Sanskrit and Sanskriti (Culture)



Goddess Sarasvati: with two hands she strums the vina, and with another holds a book. Her fourth hand fingers prayer beads, symbolising the need for spirituality in both academic and artistic endeavours.

The 48 letters of the Sanskrit alphabet. The language is extremely regular, almost mathematical in its grammar and formulation. It is considered a sacred and mystical language – "the language of the gods." The script is called Devanagari, meaning "used in the cities of the gods." Words are constructed from a number of roots, each considered to have an intrinsic quality that embodies the meaning itself, rather than being an arbitrary symbol. Sound is considered the subtlest of all five elements, and controlling sound can help manipulate matter, as through the chanting of mantras.

Hinduism is essentially a spoken tradition, and sound is the primary means of spiritual expression. Speech is personified as Vak, a form of goddess Sarasvati.
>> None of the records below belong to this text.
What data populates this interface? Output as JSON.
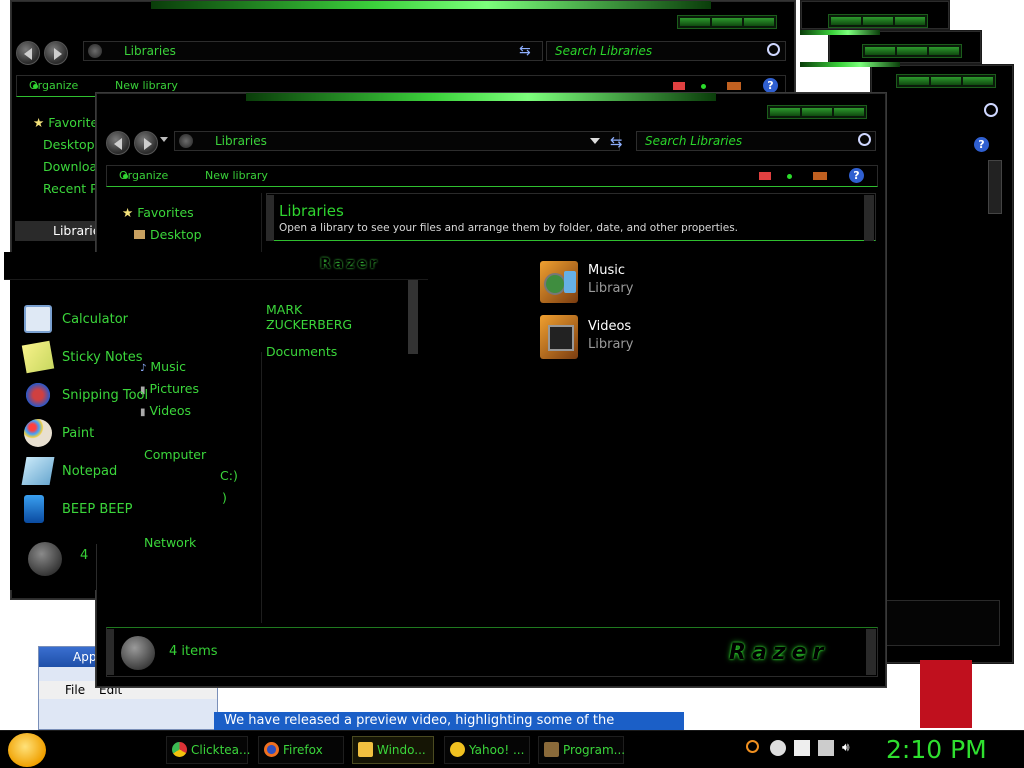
{
  "back_window": {
    "address": "Libraries",
    "search_placeholder": "Search Libraries",
    "toolbar": {
      "organize": "Organize",
      "new_library": "New library"
    },
    "nav": [
      {
        "label": "Favorites"
      },
      {
        "label": "Desktop"
      },
      {
        "label": "Downloads"
      },
      {
        "label": "Recent Places"
      }
    ],
    "libraries_label": "Libraries"
  },
  "front_window": {
    "address": "Libraries",
    "search_placeholder": "Search Libraries",
    "toolbar": {
      "organize": "Organize",
      "new_library": "New library"
    },
    "nav": {
      "favorites": "Favorites",
      "desktop": "Desktop",
      "music": "Music",
      "pictures": "Pictures",
      "videos": "Videos",
      "computer": "Computer",
      "network": "Network"
    },
    "header": {
      "title": "Libraries",
      "subtitle": "Open a library to see your files and arrange them by folder, date, and other properties."
    },
    "items": [
      {
        "name": "Music",
        "type": "Library"
      },
      {
        "name": "Videos",
        "type": "Library"
      }
    ],
    "status": "4 items",
    "brand": "Razer"
  },
  "start_menu": {
    "programs": [
      {
        "label": "Calculator",
        "icon": "calculator-icon"
      },
      {
        "label": "Sticky Notes",
        "icon": "sticky-notes-icon"
      },
      {
        "label": "Snipping Tool",
        "icon": "snipping-tool-icon"
      },
      {
        "label": "Paint",
        "icon": "paint-icon"
      },
      {
        "label": "Notepad",
        "icon": "notepad-icon"
      },
      {
        "label": "BEEP BEEP",
        "icon": "beep-icon"
      }
    ],
    "user": "MARK ZUCKERBERG",
    "right_items": [
      "Documents"
    ],
    "items_count": "4",
    "brand": "Razer",
    "drive_labels": [
      "C:)",
      ")"
    ]
  },
  "background": {
    "app_label": "App",
    "menu_file": "File",
    "menu_edit": "Edit",
    "web_text": "We have released a preview video, highlighting some of the"
  },
  "taskbar": {
    "tasks": [
      {
        "label": "Clicktea...",
        "icon": "chrome-icon"
      },
      {
        "label": "Firefox",
        "icon": "firefox-icon"
      },
      {
        "label": "Windo...",
        "icon": "folder-icon"
      },
      {
        "label": "Yahoo! ...",
        "icon": "yahoo-icon"
      },
      {
        "label": "Program...",
        "icon": "program-icon"
      }
    ],
    "clock": "2:10 PM"
  },
  "colors": {
    "accent": "#36d136",
    "bg": "#000000"
  }
}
As the deity of scholarship and the arts, Sarasvati (right) symbolises the intimate relationship within Hinduism between culture and religion, which until recently were practically inseparable.

There are 64 traditional arts, which comprise a wide variety of skills, crafts, and artistic activities including music, painting, sculpture, singing, cooking, architecture, creating colourful patterns, applying cosmetics, producing perfumes, flower arranging, and caring for trees. Their variety and the inclusion of practical crafts suggest art is an integral part of life, rather than a vocation aimed at pleasing the elite.These arts were part of the process of spiritual culture, of refining and uplifting the tastes, values, and sentiments of human society. The word for culture is Sanskriti, "refinement," suggesting a means for extracting the spiritual essence of life (Brahman). "Sanskrit" similarly means "the most refined language." The similarity of the two words reflects the close relationship between (1) religious scholarship and (2) culture as a vehicle of spiritual expression.
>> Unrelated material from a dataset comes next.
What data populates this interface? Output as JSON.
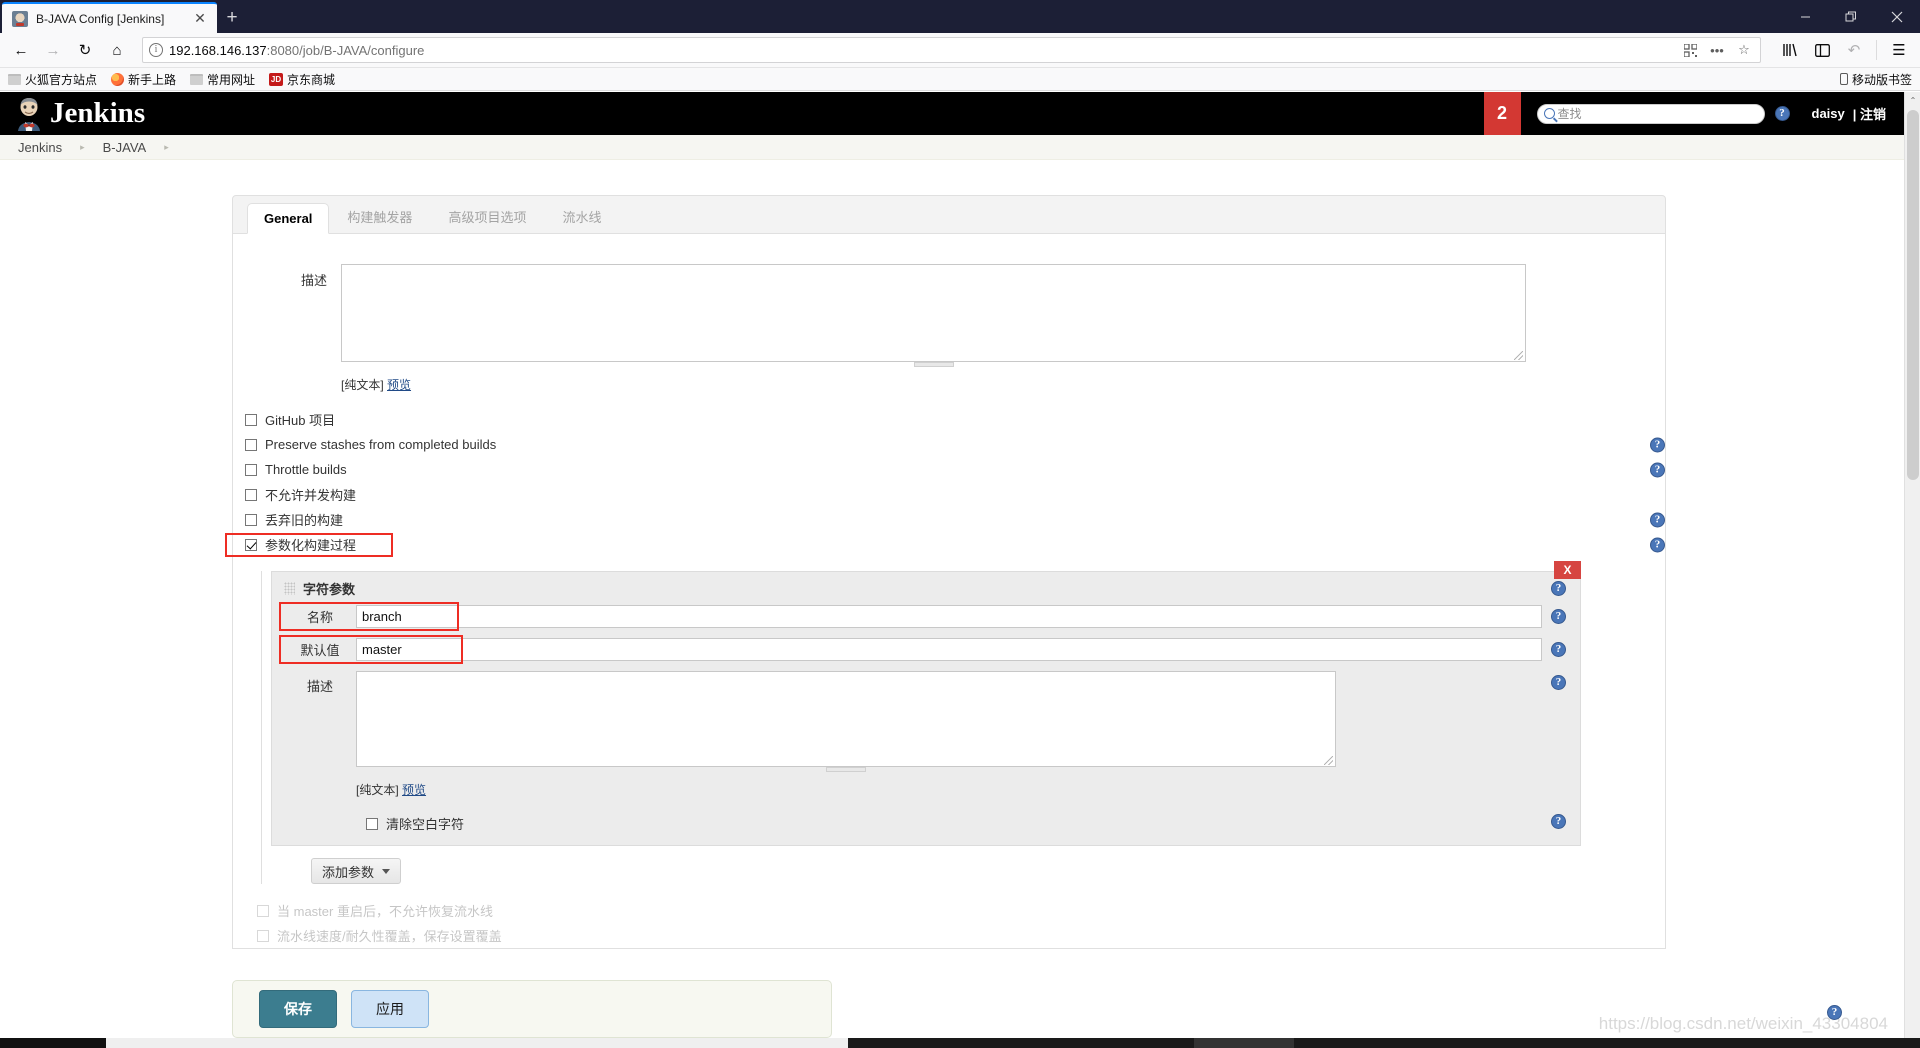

The four Vedas were written in ancient Sanskrit, perhaps the oldest Indo-European language. It was largely spoken by brahmanas and was less well understood by others, who spoke simpler variations called Prakrits, "natural languages." All the main Shruti and Smriti texts were subsequently written in Sanskrit. Parallel to these texts, there developed a large body of literature in the Indian vernaculars, often written by non-brahmana authors and intended for ordinary people.
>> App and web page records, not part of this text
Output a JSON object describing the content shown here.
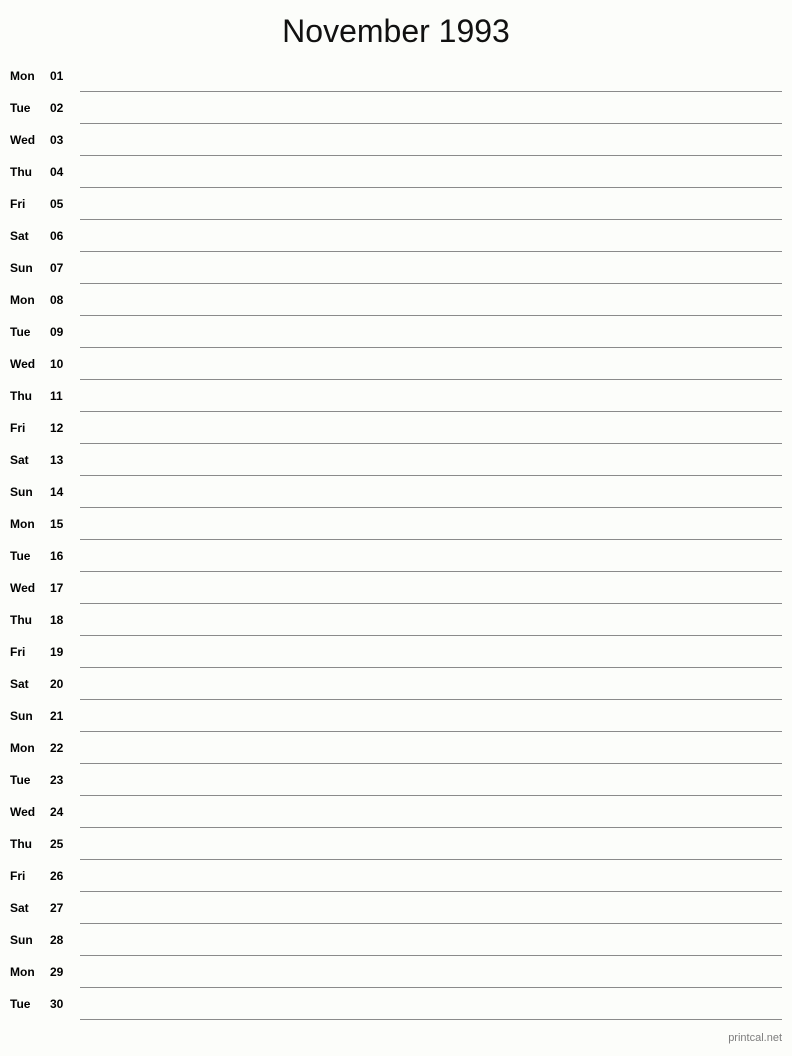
{
  "header": {
    "title": "November 1993",
    "month": "November",
    "year": "1993"
  },
  "footer": {
    "credit": "printcal.net"
  },
  "colors": {
    "background": "#fcfdfa",
    "text": "#000000",
    "rule_line": "#8a8a8a",
    "footer_text": "#7d7d7d"
  },
  "calendar": {
    "layout": "single-column-notes",
    "days_in_month": 30,
    "first_weekday": "Mon",
    "rows": [
      {
        "weekday": "Mon",
        "day": "01",
        "note": ""
      },
      {
        "weekday": "Tue",
        "day": "02",
        "note": ""
      },
      {
        "weekday": "Wed",
        "day": "03",
        "note": ""
      },
      {
        "weekday": "Thu",
        "day": "04",
        "note": ""
      },
      {
        "weekday": "Fri",
        "day": "05",
        "note": ""
      },
      {
        "weekday": "Sat",
        "day": "06",
        "note": ""
      },
      {
        "weekday": "Sun",
        "day": "07",
        "note": ""
      },
      {
        "weekday": "Mon",
        "day": "08",
        "note": ""
      },
      {
        "weekday": "Tue",
        "day": "09",
        "note": ""
      },
      {
        "weekday": "Wed",
        "day": "10",
        "note": ""
      },
      {
        "weekday": "Thu",
        "day": "11",
        "note": ""
      },
      {
        "weekday": "Fri",
        "day": "12",
        "note": ""
      },
      {
        "weekday": "Sat",
        "day": "13",
        "note": ""
      },
      {
        "weekday": "Sun",
        "day": "14",
        "note": ""
      },
      {
        "weekday": "Mon",
        "day": "15",
        "note": ""
      },
      {
        "weekday": "Tue",
        "day": "16",
        "note": ""
      },
      {
        "weekday": "Wed",
        "day": "17",
        "note": ""
      },
      {
        "weekday": "Thu",
        "day": "18",
        "note": ""
      },
      {
        "weekday": "Fri",
        "day": "19",
        "note": ""
      },
      {
        "weekday": "Sat",
        "day": "20",
        "note": ""
      },
      {
        "weekday": "Sun",
        "day": "21",
        "note": ""
      },
      {
        "weekday": "Mon",
        "day": "22",
        "note": ""
      },
      {
        "weekday": "Tue",
        "day": "23",
        "note": ""
      },
      {
        "weekday": "Wed",
        "day": "24",
        "note": ""
      },
      {
        "weekday": "Thu",
        "day": "25",
        "note": ""
      },
      {
        "weekday": "Fri",
        "day": "26",
        "note": ""
      },
      {
        "weekday": "Sat",
        "day": "27",
        "note": ""
      },
      {
        "weekday": "Sun",
        "day": "28",
        "note": ""
      },
      {
        "weekday": "Mon",
        "day": "29",
        "note": ""
      },
      {
        "weekday": "Tue",
        "day": "30",
        "note": ""
      }
    ]
  }
}
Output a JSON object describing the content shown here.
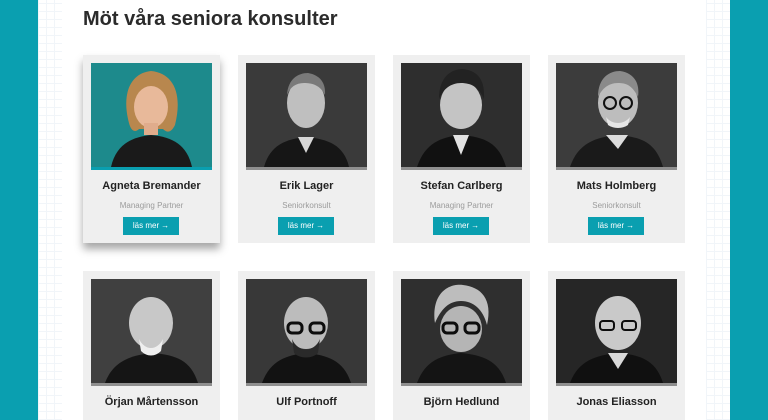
{
  "page": {
    "heading": "Möt våra seniora konsulter"
  },
  "consultants": [
    {
      "name": "Agneta Bremander",
      "role": "Managing Partner",
      "button": "läs mer",
      "photo": "portrait-woman-color"
    },
    {
      "name": "Erik Lager",
      "role": "Seniorkonsult",
      "button": "läs mer",
      "photo": "portrait-man-bw"
    },
    {
      "name": "Stefan Carlberg",
      "role": "Managing Partner",
      "button": "läs mer",
      "photo": "portrait-man-bw"
    },
    {
      "name": "Mats Holmberg",
      "role": "Seniorkonsult",
      "button": "läs mer",
      "photo": "portrait-man-glasses-bw"
    },
    {
      "name": "Örjan Mårtensson",
      "role": "",
      "button": "",
      "photo": "portrait-man-bald-bw"
    },
    {
      "name": "Ulf Portnoff",
      "role": "",
      "button": "",
      "photo": "portrait-man-glasses-bw"
    },
    {
      "name": "Björn Hedlund",
      "role": "",
      "button": "",
      "photo": "portrait-man-glasses-bw"
    },
    {
      "name": "Jonas Eliasson",
      "role": "",
      "button": "",
      "photo": "portrait-man-glasses-bw"
    }
  ],
  "colors": {
    "accent": "#0a9fb0",
    "card": "#efefef",
    "heading": "#2b2b2b"
  }
}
The ancient rivalry between North and South extends to language. The North insists on the primacy of Sanskrit texts, and considers Sanskrit the only genuine "sacred language." The South claims that Tamil pre-dates Sanskrit and that certain Tamil texts are equivalent to the Sanskrit Shruti. Ramanuja and other scholars tried to synthesise the two traditions, and in Shri Rangam the Tamil poems of the Alvars are still recited alongside Sanskrit hymns. As the bhakti traditions emerged, they replaced much traditional Brahmanism and a huge body of vernacular literature evolved. It is still developing today. Important languages include Hindi, Gujarati, Avadhi, Tamil, and Bengali.

Hindus have mixed opinions regarding the importance of their native languages. Some feel that without speaking Sanskrit, or another mainstream Indian vernacular, one cannot be considered a Hindu or properly study the tradition. Other teachers stress the universality of Hinduism and how the same truths can be expressed in any language. However, there are certainly difficulties in translation. English, for example, does not have equivalent words for some Sanskrit terms, such as dharma. Sanskrit therefore retains its importance as a language of religious expression, especially as the language of liturgy and scholarship.

Personal Reflection